By Mansura Ghaffar, corporate communications manager, New York
 
“We’ve had this conversation before,” exclaimed an audience member during the IPG Black Employee Network-sponsored Black in Advertising & America seminar.
 
He was right.
 
The advertising industry continues to ponder and question why minorities are underrepresented in the field. Sure, the numbers are inching up and more minorities are holding leadership positions. But, not enough.
 
Vita Harris, global chief strategy officer of Draftfcb, joined the panel of authors and industry professionals on Feb. 19. The panel, moderated by CNN anchor and special correspondent, Soledad O’Brien, looked at old challenges and new opportunities faced by African-Americans in advertising.
 
The honest, insightful, and no-holds-barred discussion applied to multiple ethnic and minority groups, including my own South-Asian background.
 
Tanner Colby, author of Some of My Best Friends Are Black: The Strange Story of Integration in America, observed that the most successful black professionals in advertising have learned to assimilate into Caucasian culture – a necessary business tactic since the ones who need to be impressed are primarily White and looking to work with people with whom they can “relate.”
 
Although this can pose an unfair challenge for minorities, Harris argued that as a homogenous and culturally melded American society continues to evolve, so will the industry. The advertising industry, like the country, is moving in a direction  that is being forced to embrace cultural differences, she said.
 
Because the industry has been slow to change, Leonard E. Burnett Jr., co-founder and group publisher for Uptown Media and VIBE Lifestyle, encouraged attendees to continue the conversation. The millennial generation and those following in their footsteps, he said, are growing up with a different understanding of race relations. Burnett argued that personal interests and experiences are influenced more by ethnic idiosyncrasies than race.
 
The event was necessary food for thought.

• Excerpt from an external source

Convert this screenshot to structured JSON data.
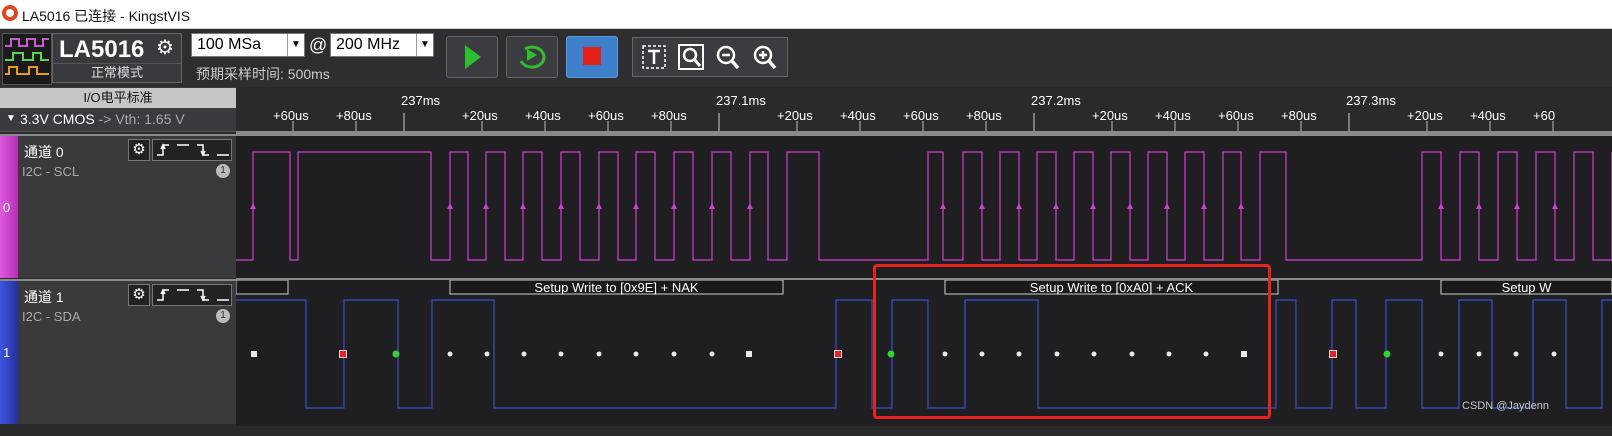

For more information on this and other D&I initiatives at Interpublic, visit theMERGE website.